▶ **AIM OF THE TASK**
The output should be all entries, each matching the original exactly.
========
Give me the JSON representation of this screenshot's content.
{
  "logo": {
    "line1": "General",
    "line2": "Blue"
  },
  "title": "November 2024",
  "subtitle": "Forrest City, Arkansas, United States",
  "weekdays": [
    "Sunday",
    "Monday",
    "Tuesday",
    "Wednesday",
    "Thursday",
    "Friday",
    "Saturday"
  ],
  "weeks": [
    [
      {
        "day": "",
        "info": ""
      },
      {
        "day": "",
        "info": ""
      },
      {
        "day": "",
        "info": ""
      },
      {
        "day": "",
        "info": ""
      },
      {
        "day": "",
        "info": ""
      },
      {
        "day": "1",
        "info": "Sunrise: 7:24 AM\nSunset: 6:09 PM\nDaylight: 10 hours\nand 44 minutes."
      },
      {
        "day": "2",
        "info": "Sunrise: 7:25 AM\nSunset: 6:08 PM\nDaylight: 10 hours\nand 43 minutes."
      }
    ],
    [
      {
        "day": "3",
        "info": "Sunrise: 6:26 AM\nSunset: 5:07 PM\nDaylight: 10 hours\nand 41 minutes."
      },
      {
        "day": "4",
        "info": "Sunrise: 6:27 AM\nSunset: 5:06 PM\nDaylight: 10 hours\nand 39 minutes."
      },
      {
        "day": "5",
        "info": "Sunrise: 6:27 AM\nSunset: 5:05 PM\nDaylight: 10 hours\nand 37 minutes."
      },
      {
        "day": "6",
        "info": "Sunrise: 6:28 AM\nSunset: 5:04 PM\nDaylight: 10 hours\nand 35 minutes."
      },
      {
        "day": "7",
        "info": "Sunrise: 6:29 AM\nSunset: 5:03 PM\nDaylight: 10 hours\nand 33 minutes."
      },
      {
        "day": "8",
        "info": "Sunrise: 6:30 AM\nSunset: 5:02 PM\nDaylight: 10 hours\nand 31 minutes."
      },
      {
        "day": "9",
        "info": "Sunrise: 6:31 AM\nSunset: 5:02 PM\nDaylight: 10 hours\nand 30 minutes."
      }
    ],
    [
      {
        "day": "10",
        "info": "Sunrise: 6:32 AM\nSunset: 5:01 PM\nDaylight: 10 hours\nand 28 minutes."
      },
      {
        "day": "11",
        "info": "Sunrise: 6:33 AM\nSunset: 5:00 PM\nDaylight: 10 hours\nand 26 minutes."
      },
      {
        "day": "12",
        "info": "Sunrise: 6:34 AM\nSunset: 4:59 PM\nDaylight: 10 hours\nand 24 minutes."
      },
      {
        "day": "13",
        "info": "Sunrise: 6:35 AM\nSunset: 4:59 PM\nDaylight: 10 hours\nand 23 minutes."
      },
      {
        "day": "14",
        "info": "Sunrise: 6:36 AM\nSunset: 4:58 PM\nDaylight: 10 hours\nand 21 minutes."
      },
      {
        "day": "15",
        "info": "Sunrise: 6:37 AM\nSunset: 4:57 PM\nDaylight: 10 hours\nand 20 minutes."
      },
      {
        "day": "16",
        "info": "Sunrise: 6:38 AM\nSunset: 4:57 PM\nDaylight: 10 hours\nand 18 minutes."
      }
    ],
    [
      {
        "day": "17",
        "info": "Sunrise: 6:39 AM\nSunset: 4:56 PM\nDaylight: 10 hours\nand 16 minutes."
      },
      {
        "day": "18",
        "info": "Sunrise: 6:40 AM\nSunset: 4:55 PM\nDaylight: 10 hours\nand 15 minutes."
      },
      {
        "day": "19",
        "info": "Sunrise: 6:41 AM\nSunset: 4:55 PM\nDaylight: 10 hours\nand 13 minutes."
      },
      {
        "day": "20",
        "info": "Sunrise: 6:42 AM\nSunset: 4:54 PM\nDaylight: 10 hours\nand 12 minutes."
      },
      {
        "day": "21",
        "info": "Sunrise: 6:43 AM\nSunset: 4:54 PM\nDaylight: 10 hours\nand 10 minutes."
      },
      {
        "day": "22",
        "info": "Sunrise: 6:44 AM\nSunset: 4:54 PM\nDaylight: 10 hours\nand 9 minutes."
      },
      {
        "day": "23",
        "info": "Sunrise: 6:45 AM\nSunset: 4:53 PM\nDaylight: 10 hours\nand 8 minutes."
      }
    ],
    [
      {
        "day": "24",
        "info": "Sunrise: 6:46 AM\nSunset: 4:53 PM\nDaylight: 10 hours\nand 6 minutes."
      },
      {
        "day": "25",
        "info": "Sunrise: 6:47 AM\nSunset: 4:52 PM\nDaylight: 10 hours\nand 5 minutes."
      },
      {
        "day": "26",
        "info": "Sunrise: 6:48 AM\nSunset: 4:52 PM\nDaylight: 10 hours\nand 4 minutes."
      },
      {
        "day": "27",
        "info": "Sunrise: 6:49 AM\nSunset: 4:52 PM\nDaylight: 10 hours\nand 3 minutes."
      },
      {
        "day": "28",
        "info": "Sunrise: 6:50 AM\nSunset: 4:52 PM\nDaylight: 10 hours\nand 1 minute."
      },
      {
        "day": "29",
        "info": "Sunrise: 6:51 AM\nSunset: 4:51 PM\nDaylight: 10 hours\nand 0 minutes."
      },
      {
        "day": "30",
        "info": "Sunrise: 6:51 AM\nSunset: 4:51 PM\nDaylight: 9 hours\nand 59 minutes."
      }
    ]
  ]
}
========
▶ **REPLY TO THE TASK**
Give me the JSON representation of this screenshot's content.
{
  "logo": {
    "line1": "General",
    "line2": "Blue"
  },
  "title": "November 2024",
  "subtitle": "Forrest City, Arkansas, United States",
  "weekdays": [
    "Sunday",
    "Monday",
    "Tuesday",
    "Wednesday",
    "Thursday",
    "Friday",
    "Saturday"
  ],
  "weeks": [
    [
      {
        "day": "",
        "info": ""
      },
      {
        "day": "",
        "info": ""
      },
      {
        "day": "",
        "info": ""
      },
      {
        "day": "",
        "info": ""
      },
      {
        "day": "",
        "info": ""
      },
      {
        "day": "1",
        "info": "Sunrise: 7:24 AM\nSunset: 6:09 PM\nDaylight: 10 hours\nand 44 minutes."
      },
      {
        "day": "2",
        "info": "Sunrise: 7:25 AM\nSunset: 6:08 PM\nDaylight: 10 hours\nand 43 minutes."
      }
    ],
    [
      {
        "day": "3",
        "info": "Sunrise: 6:26 AM\nSunset: 5:07 PM\nDaylight: 10 hours\nand 41 minutes."
      },
      {
        "day": "4",
        "info": "Sunrise: 6:27 AM\nSunset: 5:06 PM\nDaylight: 10 hours\nand 39 minutes."
      },
      {
        "day": "5",
        "info": "Sunrise: 6:27 AM\nSunset: 5:05 PM\nDaylight: 10 hours\nand 37 minutes."
      },
      {
        "day": "6",
        "info": "Sunrise: 6:28 AM\nSunset: 5:04 PM\nDaylight: 10 hours\nand 35 minutes."
      },
      {
        "day": "7",
        "info": "Sunrise: 6:29 AM\nSunset: 5:03 PM\nDaylight: 10 hours\nand 33 minutes."
      },
      {
        "day": "8",
        "info": "Sunrise: 6:30 AM\nSunset: 5:02 PM\nDaylight: 10 hours\nand 31 minutes."
      },
      {
        "day": "9",
        "info": "Sunrise: 6:31 AM\nSunset: 5:02 PM\nDaylight: 10 hours\nand 30 minutes."
      }
    ],
    [
      {
        "day": "10",
        "info": "Sunrise: 6:32 AM\nSunset: 5:01 PM\nDaylight: 10 hours\nand 28 minutes."
      },
      {
        "day": "11",
        "info": "Sunrise: 6:33 AM\nSunset: 5:00 PM\nDaylight: 10 hours\nand 26 minutes."
      },
      {
        "day": "12",
        "info": "Sunrise: 6:34 AM\nSunset: 4:59 PM\nDaylight: 10 hours\nand 24 minutes."
      },
      {
        "day": "13",
        "info": "Sunrise: 6:35 AM\nSunset: 4:59 PM\nDaylight: 10 hours\nand 23 minutes."
      },
      {
        "day": "14",
        "info": "Sunrise: 6:36 AM\nSunset: 4:58 PM\nDaylight: 10 hours\nand 21 minutes."
      },
      {
        "day": "15",
        "info": "Sunrise: 6:37 AM\nSunset: 4:57 PM\nDaylight: 10 hours\nand 20 minutes."
      },
      {
        "day": "16",
        "info": "Sunrise: 6:38 AM\nSunset: 4:57 PM\nDaylight: 10 hours\nand 18 minutes."
      }
    ],
    [
      {
        "day": "17",
        "info": "Sunrise: 6:39 AM\nSunset: 4:56 PM\nDaylight: 10 hours\nand 16 minutes."
      },
      {
        "day": "18",
        "info": "Sunrise: 6:40 AM\nSunset: 4:55 PM\nDaylight: 10 hours\nand 15 minutes."
      },
      {
        "day": "19",
        "info": "Sunrise: 6:41 AM\nSunset: 4:55 PM\nDaylight: 10 hours\nand 13 minutes."
      },
      {
        "day": "20",
        "info": "Sunrise: 6:42 AM\nSunset: 4:54 PM\nDaylight: 10 hours\nand 12 minutes."
      },
      {
        "day": "21",
        "info": "Sunrise: 6:43 AM\nSunset: 4:54 PM\nDaylight: 10 hours\nand 10 minutes."
      },
      {
        "day": "22",
        "info": "Sunrise: 6:44 AM\nSunset: 4:54 PM\nDaylight: 10 hours\nand 9 minutes."
      },
      {
        "day": "23",
        "info": "Sunrise: 6:45 AM\nSunset: 4:53 PM\nDaylight: 10 hours\nand 8 minutes."
      }
    ],
    [
      {
        "day": "24",
        "info": "Sunrise: 6:46 AM\nSunset: 4:53 PM\nDaylight: 10 hours\nand 6 minutes."
      },
      {
        "day": "25",
        "info": "Sunrise: 6:47 AM\nSunset: 4:52 PM\nDaylight: 10 hours\nand 5 minutes."
      },
      {
        "day": "26",
        "info": "Sunrise: 6:48 AM\nSunset: 4:52 PM\nDaylight: 10 hours\nand 4 minutes."
      },
      {
        "day": "27",
        "info": "Sunrise: 6:49 AM\nSunset: 4:52 PM\nDaylight: 10 hours\nand 3 minutes."
      },
      {
        "day": "28",
        "info": "Sunrise: 6:50 AM\nSunset: 4:52 PM\nDaylight: 10 hours\nand 1 minute."
      },
      {
        "day": "29",
        "info": "Sunrise: 6:51 AM\nSunset: 4:51 PM\nDaylight: 10 hours\nand 0 minutes."
      },
      {
        "day": "30",
        "info": "Sunrise: 6:51 AM\nSunset: 4:51 PM\nDaylight: 9 hours\nand 59 minutes."
      }
    ]
  ]
}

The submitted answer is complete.